Wildlife seen included a fully grown frog, found whilst scything, and a goldfinch nest complete with eggs. (This means pruning in that area is delayed until the young birds have fledged).
We had a very successful work party in the orchard yesterday morning (Sunday 12 September), and enjoyed the superb sunny and warm autumn sunshine! We had a total of 13 volunteers, two of which were new and enthusiastic recruits! There had been quite a heavy dew overnight. Jobs done were:
The final part of the meadow area was scythed and the grass was raked up; some stashed to the left of the gate into the wildlife area (to be used in later composting) and the remainder left in a pile near the quince tree ready for removal.
The long grass in the wildlife area was scythed. Two patches were left, one at the southern end where a number of wildflowers were flourishing, and another in the middle where a large patch of hedge bedstraw has become established. Several anthills were found. The bank was scythed too.
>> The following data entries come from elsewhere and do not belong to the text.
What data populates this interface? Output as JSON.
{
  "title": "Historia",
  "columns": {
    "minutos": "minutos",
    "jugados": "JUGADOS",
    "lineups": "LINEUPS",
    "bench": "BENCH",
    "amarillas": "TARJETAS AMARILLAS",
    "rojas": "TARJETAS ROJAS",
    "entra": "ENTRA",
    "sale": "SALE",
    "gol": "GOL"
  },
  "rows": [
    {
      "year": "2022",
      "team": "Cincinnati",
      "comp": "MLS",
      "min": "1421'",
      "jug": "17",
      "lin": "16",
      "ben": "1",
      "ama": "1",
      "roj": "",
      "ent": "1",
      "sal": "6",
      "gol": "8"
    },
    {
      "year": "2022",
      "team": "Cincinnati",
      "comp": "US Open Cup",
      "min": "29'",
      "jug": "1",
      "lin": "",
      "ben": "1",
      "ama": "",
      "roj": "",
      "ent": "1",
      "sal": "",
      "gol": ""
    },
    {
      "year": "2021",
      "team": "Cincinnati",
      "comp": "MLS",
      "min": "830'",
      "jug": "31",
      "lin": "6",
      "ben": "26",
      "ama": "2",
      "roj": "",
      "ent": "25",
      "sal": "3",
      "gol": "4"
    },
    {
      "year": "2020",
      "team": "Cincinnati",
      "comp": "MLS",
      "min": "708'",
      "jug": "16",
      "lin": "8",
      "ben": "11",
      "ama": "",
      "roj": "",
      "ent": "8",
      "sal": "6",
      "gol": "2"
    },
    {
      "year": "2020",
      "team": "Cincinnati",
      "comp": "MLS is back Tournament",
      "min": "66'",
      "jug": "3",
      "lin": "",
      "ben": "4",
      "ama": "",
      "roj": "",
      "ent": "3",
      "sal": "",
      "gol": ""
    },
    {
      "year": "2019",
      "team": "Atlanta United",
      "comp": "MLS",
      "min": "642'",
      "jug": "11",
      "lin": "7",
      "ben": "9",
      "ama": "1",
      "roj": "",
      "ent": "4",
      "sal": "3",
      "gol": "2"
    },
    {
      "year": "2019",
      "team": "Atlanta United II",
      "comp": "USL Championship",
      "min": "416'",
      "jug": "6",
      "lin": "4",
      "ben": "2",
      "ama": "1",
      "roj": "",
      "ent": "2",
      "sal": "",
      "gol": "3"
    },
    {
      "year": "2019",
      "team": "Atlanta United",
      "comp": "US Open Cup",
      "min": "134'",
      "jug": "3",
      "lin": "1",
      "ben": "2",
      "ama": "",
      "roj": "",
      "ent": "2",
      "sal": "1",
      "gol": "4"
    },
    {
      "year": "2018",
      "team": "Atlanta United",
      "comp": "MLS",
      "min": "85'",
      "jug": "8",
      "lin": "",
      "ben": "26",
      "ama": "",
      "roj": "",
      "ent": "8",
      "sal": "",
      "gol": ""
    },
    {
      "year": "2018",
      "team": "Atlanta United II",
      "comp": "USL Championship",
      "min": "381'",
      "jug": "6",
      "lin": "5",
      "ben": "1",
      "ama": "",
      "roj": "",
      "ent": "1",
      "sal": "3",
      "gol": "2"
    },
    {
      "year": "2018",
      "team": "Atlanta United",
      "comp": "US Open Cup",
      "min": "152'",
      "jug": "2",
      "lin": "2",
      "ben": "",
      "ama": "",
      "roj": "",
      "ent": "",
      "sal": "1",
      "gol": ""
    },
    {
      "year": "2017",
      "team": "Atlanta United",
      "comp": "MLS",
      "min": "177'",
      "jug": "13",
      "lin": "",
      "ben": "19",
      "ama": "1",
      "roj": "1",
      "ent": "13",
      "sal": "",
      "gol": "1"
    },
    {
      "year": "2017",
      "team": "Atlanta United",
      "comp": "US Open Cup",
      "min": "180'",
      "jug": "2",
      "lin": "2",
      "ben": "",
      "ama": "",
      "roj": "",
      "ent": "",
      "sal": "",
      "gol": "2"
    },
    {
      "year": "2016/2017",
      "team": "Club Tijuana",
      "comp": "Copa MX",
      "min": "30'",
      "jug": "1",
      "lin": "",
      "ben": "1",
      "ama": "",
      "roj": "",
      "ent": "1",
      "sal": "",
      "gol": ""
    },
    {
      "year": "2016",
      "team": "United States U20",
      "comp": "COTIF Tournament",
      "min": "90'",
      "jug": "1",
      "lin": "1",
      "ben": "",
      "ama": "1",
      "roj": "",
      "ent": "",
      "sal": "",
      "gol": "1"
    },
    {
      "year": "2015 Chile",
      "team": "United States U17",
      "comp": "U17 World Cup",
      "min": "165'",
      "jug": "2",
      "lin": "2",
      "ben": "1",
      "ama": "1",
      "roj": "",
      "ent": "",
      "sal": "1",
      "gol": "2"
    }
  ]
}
Grass removed and stashed as above.
The pollinator bed was weeded (mostly dandelion, couch grass and creeping buttercup) and the grass around the edges scythed and sheared.
The pond area was tided up. The grass at the front was trimmed back to create a more clearly defined edge, and the brambles at the back were trimmed.
The bog garden was weeded and grass at the front edge cut.
For composting, bay 2 was turned into bay 3.
Some stray branches in the hedge between the orchard and allotments were trimmed back (mainly wild rose) as was the hedge at the southern boundary.
The remainder of the apple cordons were pruned.
The espalier pears were pruned, and a pear leaf gall was found (which is also hosted by juniper!).
One tray of apple fallers was collected.
There were many bees and wasps flying around the willows, and were thought to be attracted to the sugary sap released by willow aphids.